This example illustrates the wave healthcare is riding. Emerging technology, new data and a constant push for scientific discovery are expanding and improving the way doctors treat patients. That was the major point of my presidential address: The importance of stretching the limits and taking advantage of all technology offers.
Let's get back to the example of AFib.
About 33.5 million people worldwide are affected by the condition, and that number is expected to grow dramatically because it is mostly found among the elderly, a rapidly growing segment of our population.
Not all patients have smartphones. Not all patients are in the United States. So, how could we treat people in far-flung locales, such as a remote village in the Dominican Republic?
While only 33 percent of this area had electricity, 90 percent of it had cell coverage. This enabled ECG readings to be recorded on smartphones and transmitted to a research team at a U.S. hospital in just a few seconds.
Once diagnosed with AFib, the go-to treatment for the past 50 years has been a blood-thinning pill known as warfarin. And while we've been talking about advancements going forward, the story behind the discovery of this drug offers an important lesson, too.
Plus, it's pretty neat.
It dates to February 1933 and a farmer in Wisconsin who noticed that his dairy cows got very ill and started bleeding when they ate a certain type of wet hay.
One snowy Saturday, he loaded some of that hay onto his truck and drove across the state in search of answers. He wound up meeting with people who already were studying chemicals naturally found in hay. One thing led to another and they discovered that the wet hay produced a compound that prevented blood from coagulating, or clotting. This is what caused the cows to bleed -- and, if it could be created synthetically, offered potential as a medical product.
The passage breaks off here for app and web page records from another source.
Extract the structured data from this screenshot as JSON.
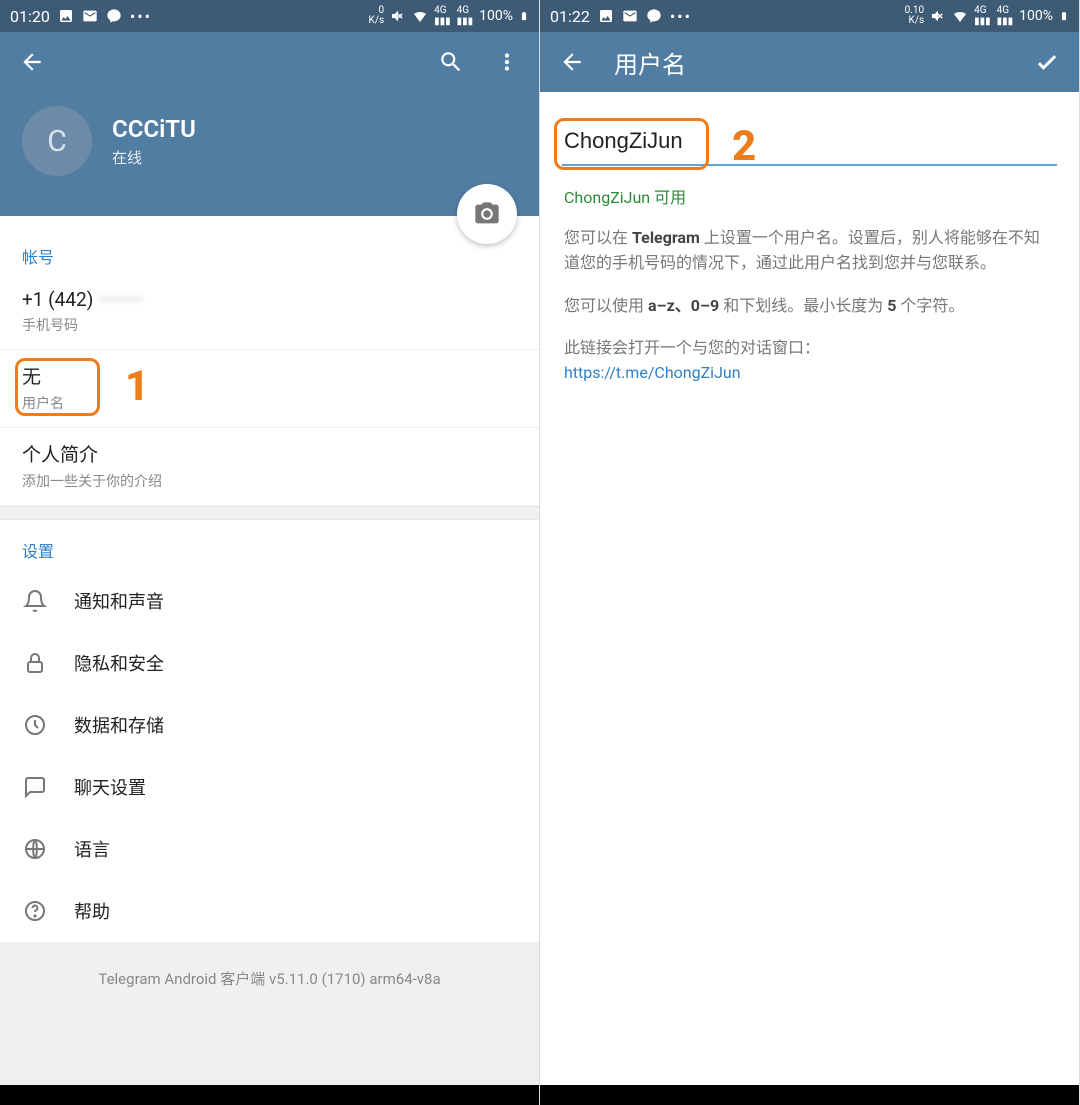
{
  "left": {
    "statusbar": {
      "time": "01:20",
      "ks": "0\nK/s",
      "net": "4G",
      "battery": "100%"
    },
    "profile": {
      "initial": "C",
      "name": "CCCiTU",
      "status": "在线"
    },
    "account": {
      "section_label": "帐号",
      "phone": {
        "value": "+1 (442)",
        "hidden": "•••••••",
        "label": "手机号码"
      },
      "username": {
        "value": "无",
        "label": "用户名"
      },
      "bio": {
        "value": "个人简介",
        "label": "添加一些关于你的介绍"
      }
    },
    "settings": {
      "section_label": "设置",
      "items": [
        {
          "label": "通知和声音",
          "icon": "bell-icon"
        },
        {
          "label": "隐私和安全",
          "icon": "lock-icon"
        },
        {
          "label": "数据和存储",
          "icon": "clock-icon"
        },
        {
          "label": "聊天设置",
          "icon": "chat-icon"
        },
        {
          "label": "语言",
          "icon": "globe-icon"
        },
        {
          "label": "帮助",
          "icon": "help-icon"
        }
      ]
    },
    "version": "Telegram Android 客户端 v5.11.0 (1710) arm64-v8a",
    "annotation": "1"
  },
  "right": {
    "statusbar": {
      "time": "01:22",
      "ks": "0.10\nK/s",
      "net": "4G",
      "battery": "100%"
    },
    "toolbar": {
      "title": "用户名"
    },
    "username_input": "ChongZiJun",
    "available": "ChongZiJun 可用",
    "help1_a": "您可以在 ",
    "help1_b": "Telegram",
    "help1_c": " 上设置一个用户名。设置后，别人将能够在不知道您的手机号码的情况下，通过此用户名找到您并与您联系。",
    "help2_a": "您可以使用 ",
    "help2_b": "a–z、0–9",
    "help2_c": " 和下划线。最小长度为 ",
    "help2_d": "5",
    "help2_e": " 个字符。",
    "help3": "此链接会打开一个与您的对话窗口：",
    "link": "https://t.me/ChongZiJun",
    "annotation": "2"
  }
}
The effectiveness of using blood-thinners in preventing stroke in patients with AFib was confirmed decades later.
Warfarin is not a perfect solution, though, so other medicines have joined the field. A few have reached the marketplace -- about one for every 10,000 attempts. And it takes about 15 years and costs about $1 billion for each of those to emerge.
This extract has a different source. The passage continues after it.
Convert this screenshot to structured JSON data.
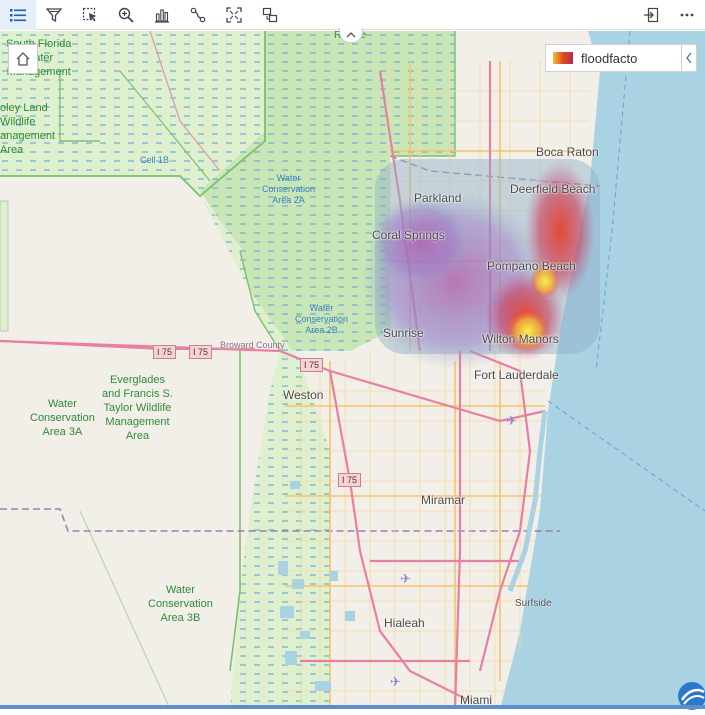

Thus, the lesson: Both serendipity and extensive, exhaustive, expensive research have produced helpful treatments, but we can't rely on either going forward. We need a better way.
How can we do it? How can we discover more treatments that capitalize on the technology at our fingertips? The answer lies with disruptive innovation.
Harvard Business School professor Clayton Christiansen coined that term to describe what happens when a new development has an unexpected and profound impact on how we live and work. For example, cell phones freed us from land lines, which in turn gave birth to the smartphone, an all-in-one tool like a modern-day Swiss army knife for patients and members of the healthcare community alike.
There's no telling what treatments or prevention tools that disruptive innovation could lead us to.
One potential means of discovery is a research platform called the Cardiovascular Genome-Phenome Study, or CVGPS. This work combines data from the landmark Framingham Heart Study and the Jackson Heart Study as well as other prominent population studies. Combing through this volume of information -- and a deeper level of information -- can lead to breakthroughs in cardiovascular research. (A quick example: By screening for people affected by a condition at a young age, we can examine why some were severely affected and others weren't.) I was honored to announce the first eight awardees of CVGPS grants in my Presidential Address.
Why are we doing all this? Why are we working so hard to pair modern-day tools with medicine? It's simple, of course.
Innovations are part of a larger movement toward a culture of health, a day when ideal cardiovascular health is the norm. Yet the real answer is people -- helping them live longer and better. Life is why.